  4. ^ "Utah vs TCU". The Official Website of TCU Athletics. September 15, 2005. Retrieved February 12, 2010. 
  5. ^ "TCU vs BYU". The Official Website of TCU Athletics. September 24, 2005. Retrieved February 12, 2010. 
  6. ^ "New Mexico vs TCU". The Official Website of TCU Athletics. October 1, 2005. Retrieved February 12, 2010. 
  7. ^ "TCU vs Wyoming". The Official Website of TCU Athletics. October 8, 2005. Retrieved February 12, 2010. 
  8. ^ "Army vs TCU". The Official Website of TCU Athletics. October 15, 2005. Retrieved February 12, 2010. 
  9. ^ "TCU vs Air Force". The Official Website of TCU Athletics.

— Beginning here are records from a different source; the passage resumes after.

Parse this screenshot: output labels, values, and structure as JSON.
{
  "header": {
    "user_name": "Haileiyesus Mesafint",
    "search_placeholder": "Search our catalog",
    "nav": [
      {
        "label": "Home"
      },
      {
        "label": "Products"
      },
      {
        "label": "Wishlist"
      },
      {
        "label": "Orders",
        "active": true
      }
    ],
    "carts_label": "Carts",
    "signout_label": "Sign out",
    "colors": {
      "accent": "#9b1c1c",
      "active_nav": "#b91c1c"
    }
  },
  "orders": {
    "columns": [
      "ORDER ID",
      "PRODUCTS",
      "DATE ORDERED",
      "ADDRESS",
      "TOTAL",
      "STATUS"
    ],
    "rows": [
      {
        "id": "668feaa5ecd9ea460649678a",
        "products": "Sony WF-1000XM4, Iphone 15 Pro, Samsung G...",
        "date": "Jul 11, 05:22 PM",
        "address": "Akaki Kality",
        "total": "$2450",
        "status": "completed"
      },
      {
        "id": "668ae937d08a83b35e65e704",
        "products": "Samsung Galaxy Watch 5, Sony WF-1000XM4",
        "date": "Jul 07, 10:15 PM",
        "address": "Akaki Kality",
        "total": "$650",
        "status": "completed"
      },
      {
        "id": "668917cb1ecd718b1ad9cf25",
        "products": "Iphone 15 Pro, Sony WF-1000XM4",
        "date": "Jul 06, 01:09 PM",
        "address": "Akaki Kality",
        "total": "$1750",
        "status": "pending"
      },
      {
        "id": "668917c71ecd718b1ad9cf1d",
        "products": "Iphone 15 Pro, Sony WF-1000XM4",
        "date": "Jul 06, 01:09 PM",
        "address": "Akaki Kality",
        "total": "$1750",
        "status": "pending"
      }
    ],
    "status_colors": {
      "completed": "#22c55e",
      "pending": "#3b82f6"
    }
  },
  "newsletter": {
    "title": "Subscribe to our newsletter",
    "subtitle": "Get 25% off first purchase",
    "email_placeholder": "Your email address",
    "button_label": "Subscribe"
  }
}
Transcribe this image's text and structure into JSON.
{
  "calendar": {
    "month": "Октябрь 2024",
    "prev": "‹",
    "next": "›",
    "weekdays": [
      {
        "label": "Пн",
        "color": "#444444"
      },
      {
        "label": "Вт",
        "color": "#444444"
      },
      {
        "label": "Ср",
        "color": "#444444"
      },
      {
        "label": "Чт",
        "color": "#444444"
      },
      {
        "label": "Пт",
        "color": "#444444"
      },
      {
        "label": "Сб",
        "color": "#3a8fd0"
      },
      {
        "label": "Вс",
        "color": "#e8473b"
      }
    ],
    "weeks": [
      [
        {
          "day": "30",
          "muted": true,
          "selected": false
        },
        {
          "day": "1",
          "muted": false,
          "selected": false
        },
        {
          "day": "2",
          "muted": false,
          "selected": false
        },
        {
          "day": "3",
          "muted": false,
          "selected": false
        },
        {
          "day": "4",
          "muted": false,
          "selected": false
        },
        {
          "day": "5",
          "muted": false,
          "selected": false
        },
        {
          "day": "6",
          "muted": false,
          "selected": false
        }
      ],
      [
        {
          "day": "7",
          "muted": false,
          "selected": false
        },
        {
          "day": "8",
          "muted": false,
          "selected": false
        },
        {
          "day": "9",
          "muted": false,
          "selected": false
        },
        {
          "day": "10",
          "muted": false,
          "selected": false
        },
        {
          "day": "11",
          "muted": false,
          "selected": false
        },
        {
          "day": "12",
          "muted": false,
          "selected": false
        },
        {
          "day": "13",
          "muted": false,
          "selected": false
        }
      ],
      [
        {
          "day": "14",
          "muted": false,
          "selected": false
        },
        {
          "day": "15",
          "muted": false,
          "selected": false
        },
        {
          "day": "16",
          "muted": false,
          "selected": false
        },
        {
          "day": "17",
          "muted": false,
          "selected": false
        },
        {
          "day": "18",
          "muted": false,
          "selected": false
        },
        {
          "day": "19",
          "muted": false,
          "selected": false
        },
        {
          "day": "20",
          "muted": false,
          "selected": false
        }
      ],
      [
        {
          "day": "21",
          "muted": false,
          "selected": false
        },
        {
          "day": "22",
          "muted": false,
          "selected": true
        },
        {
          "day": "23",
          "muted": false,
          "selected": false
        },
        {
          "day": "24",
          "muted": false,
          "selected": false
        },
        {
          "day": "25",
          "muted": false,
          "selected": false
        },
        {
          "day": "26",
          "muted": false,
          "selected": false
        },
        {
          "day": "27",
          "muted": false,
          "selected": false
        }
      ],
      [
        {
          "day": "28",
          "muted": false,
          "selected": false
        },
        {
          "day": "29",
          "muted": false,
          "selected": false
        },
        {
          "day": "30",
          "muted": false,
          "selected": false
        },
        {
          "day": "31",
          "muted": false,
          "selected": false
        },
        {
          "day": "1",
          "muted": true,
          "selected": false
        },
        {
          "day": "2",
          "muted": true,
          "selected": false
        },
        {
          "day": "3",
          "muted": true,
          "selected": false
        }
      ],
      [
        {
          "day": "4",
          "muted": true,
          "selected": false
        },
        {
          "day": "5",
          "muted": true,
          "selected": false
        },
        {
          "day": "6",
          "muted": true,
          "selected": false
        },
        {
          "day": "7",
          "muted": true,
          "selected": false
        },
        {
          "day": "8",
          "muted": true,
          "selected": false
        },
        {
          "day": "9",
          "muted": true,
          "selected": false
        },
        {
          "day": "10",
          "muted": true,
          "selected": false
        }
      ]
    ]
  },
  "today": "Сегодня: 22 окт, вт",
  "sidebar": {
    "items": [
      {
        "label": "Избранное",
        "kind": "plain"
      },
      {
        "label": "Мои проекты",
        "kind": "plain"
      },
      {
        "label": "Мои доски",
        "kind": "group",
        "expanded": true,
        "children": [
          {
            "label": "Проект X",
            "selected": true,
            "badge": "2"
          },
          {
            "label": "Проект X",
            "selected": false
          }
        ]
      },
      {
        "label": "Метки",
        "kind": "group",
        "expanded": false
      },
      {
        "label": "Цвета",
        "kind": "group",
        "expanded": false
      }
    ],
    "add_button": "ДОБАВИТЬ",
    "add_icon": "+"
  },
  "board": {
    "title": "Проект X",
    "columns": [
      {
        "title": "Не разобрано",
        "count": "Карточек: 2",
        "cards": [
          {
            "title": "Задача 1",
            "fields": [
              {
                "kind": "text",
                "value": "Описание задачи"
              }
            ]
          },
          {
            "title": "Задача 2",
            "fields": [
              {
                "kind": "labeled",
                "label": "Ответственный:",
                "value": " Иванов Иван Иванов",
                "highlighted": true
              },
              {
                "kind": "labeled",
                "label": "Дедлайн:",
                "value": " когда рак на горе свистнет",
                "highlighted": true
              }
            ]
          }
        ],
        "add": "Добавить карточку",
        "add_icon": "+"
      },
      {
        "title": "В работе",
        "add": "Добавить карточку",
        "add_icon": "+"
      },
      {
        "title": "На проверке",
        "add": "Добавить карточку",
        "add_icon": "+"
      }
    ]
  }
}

October 22, 2005. Retrieved February 12, 2010. 
  10. ^ "TCU vs San Diego State". The Official Website of TCU Athletics. October 29, 2005. Retrieved February 12, 2010. 
  11. ^ "Colorado State vs TCU". The Official Website of TCU Athletics. November 5, 2005. Retrieved February 12, 2010. 
  12. ^ "UNLV vs TCU". The Official Website of TCU Athletics. November 12, 2005. Retrieved February 12, 2010. 
  13. ^ "TCU vs Iowa State". The Official Website of TCU Athletics. December 31, 2005. Retrieved February 12, 2010. 
  14. ^ "Coaching Records Game by Game Gary Patterson 2005". College Football Data Warehouse. Retrieved February 12, 2010. 
  15. ^ "TCU scores biggest upset in 45 years". ESPN.com. Retrieved February 13, 2010. 
  16. ^ "TCU's six-game winning streak vs. SMU ends". ESPN.com. Retrieved February 13, 2010. 
  17. ^ "Utes Lose First Game Since October 2003". ESPN.com. Retrieved February 13, 2010. 
  18. ^ "Horned Frogs edge BYU on Rodgers' disputed score". ESPN.com. Retrieved February 13, 2010. 
  19. ^ "Houston Bowl TCU 27, Iowa State 24". USAToday.com. December 31, 2005. Retrieved February 13, 2010. .
  20. ^ "2005 NCAA Football Rankings – Postseason". ESPN.com. Archived from the original on February 10, 2010. Retrieved February 13, 2010.